Darryl Caldbeck - A second round rookie, he comes to Houston as an organizational diamond in the rough. He is a different kind of guard, a guy who plays well next to Spencer Allen, a guy who can get the ball to him as needed. After training camp, he looked a little worse for wear as far as ability is, but he will get a couple years of development before the Lightning know what they truly have. He can defend a little bit, he can get the ball to teammates and is athletic while not making many turnovers. Not really a scorer, so he is a stark contrast to Buie at the spot. He is a confident player, so Houston hopes that going forward, his confidence will lead him to find higher success.
Not in the lineup: Flatten, Mirko, Williams
Thoughts on depth chart:
The notable move is Worthington at the 3. He’s not a great fit for the spot, won’t play a ton of minutes there, and doesn’t project to play there long term.
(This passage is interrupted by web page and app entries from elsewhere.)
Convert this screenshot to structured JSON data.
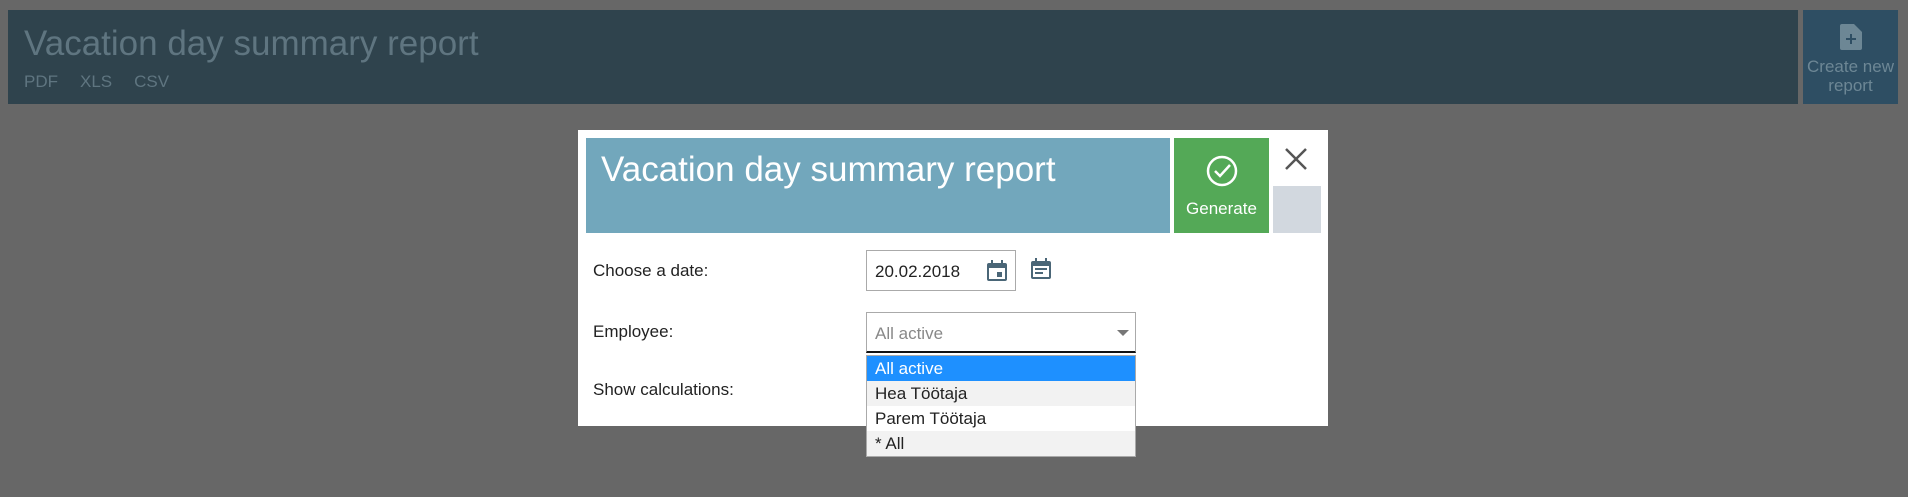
{
  "page": {
    "title": "Vacation day summary report",
    "exports": [
      "PDF",
      "XLS",
      "CSV"
    ],
    "create_report_label": "Create new report"
  },
  "modal": {
    "title": "Vacation day summary report",
    "generate_label": "Generate",
    "fields": {
      "date_label": "Choose a date:",
      "date_value": "20.02.2018",
      "employee_label": "Employee:",
      "employee_value": "All active",
      "calculations_label": "Show calculations:"
    },
    "employee_options": [
      "All active",
      "Hea Töötaja",
      "Parem Töötaja",
      "* All"
    ]
  },
  "colors": {
    "title_bar": "#72a7bc",
    "generate": "#54a957",
    "selected_option": "#1e90ff",
    "overlay": "#676767",
    "page_header": "#2f434d"
  }
}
But he needs playing time and with Hall and Harrison occupying the big men spot, Worthington will see minutes at the 3. It might not be successful, but am I looking for success? Once Hall is out of the picture or my strategy is adjusted accordingly going forward, Worthington is a natural fit at the 4, next to Harrison at the 5. But with Hall being a member of the team, the 5 spot is his. It’s natural to want to play Hall sparingly, but lost in all of this is the feelings of the player and the fans. The starting lineup and depth chart to start the year is a little more different that what is listed here, but the injury to Allen has me in scramble mode, especially at the guard spots where we are notably weaker. Finding out our starting wing was also tough and training camp might tell me more of what I have in my squad, but Dawson will get the start. Flatten, Mirko, and Williams will start off the season on the inactive list. Mirko probably is too good to be placed there and he will likely rotate with Sanders on who gets the token garbage minutes as the season progresses. Flatten needs a lot more seasoning before he is ready, while Williams is strictly a mentor role for us and shouldn’t see much of any playing time. Another interesting battle is that at the point guard spot. Buie is probably more of a shooting guard, but he’s the better player. Caldbeck .ooks like a second round pick but he’s being given the keys to the corvette and we’ll see if he knows how to push in the clutch to even get the car in gear. Between the point and the 3, we have more questions and unproven players than we do talent and answers. The ball will be given to Allen and Hall, with Bui and Worthington also allowed to shoot.
Not expecting a great season. I’d like to be able to flip Hall for picks or a solid player at the wing, but the market is lean for Hall. As it was stated in one of the podcasts, he’s going to give me wins and I don’t really need wins, but part of the immersion factor is not dicking him over by benching him for the sake of the team. He’s not beholden to any trade restrictions as far as I can tell, so he can move at anytime, but most teams will likely need to send me salary over so there could be complications in that regards. Once Allen gets going, I should be able to adjust the offense to his strengths and to also ensure that Worthington gets his fair share of the development. Point guard will likely see a hot mess, but I’m willing to ride it out for this season. If all else fails, maybe a Davis and the 2025 first for Hall is in the cards with Pittsburgh. Or a Akele for Hall straight up? Harrison should be his steady, consistent self and we should continue to see improvement there.